Y-DNA test When No Paternal Relative Is Available
A frequent issue in genetic genealogy is the problem of Y chromosome DNA testing when there is no male relative available. This means a participant does not have any known family member that is a direct paternal descendant of the family line they wish to research via Y-DNA. This situation does present an obstacle, but one that can be overcome. Here is how many have done this; you can do the autosomal DNA and use your results to locate a co-lateral line from the paternal line you wish to research.
I have done this myself. I wanted to research the Y-DNA of the family of my father’s mother. Since the Y-chromosome is only passed from father to son, I could not use my Y-DNA results; I needed a proxy male to test for me from my father’s mother’s father’s family. I did the autosomal test and located a brother and sister from my father’s mother’s father’s line. The male from that autosomal match group tested his Y-chromosome; this gave me the Y-DNA data from the line I wanted to research. I could now use his Y-DNA results to research my father’s mother’s father’s family.
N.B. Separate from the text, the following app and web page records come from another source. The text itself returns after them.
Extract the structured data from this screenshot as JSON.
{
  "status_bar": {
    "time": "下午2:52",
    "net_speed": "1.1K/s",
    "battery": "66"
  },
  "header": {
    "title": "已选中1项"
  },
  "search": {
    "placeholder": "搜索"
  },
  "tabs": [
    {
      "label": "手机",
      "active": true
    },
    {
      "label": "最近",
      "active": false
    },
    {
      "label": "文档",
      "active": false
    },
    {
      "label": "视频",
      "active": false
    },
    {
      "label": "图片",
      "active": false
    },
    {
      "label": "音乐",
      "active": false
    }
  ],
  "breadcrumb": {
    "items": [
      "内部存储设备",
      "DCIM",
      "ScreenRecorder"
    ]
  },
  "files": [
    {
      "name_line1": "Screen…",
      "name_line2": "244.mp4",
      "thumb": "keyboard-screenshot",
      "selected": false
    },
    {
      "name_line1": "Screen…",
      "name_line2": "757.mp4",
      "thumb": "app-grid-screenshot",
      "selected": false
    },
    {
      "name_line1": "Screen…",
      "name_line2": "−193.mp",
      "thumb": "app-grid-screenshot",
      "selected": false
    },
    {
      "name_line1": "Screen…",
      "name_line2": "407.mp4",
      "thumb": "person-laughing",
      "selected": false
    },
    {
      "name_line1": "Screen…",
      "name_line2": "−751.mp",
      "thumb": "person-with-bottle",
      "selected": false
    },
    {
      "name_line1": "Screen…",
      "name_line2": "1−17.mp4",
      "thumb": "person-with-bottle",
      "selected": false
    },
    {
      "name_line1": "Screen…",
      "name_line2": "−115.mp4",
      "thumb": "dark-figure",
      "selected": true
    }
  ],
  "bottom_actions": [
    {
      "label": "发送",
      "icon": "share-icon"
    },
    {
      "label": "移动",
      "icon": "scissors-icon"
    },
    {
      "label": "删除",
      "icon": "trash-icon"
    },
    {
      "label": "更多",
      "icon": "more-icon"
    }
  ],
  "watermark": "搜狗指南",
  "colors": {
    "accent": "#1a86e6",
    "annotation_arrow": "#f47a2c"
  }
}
This was done with great success.
It takes a bit longer and you have to organize the project and get proxy participant to cooperate, but usually they are happy to do it.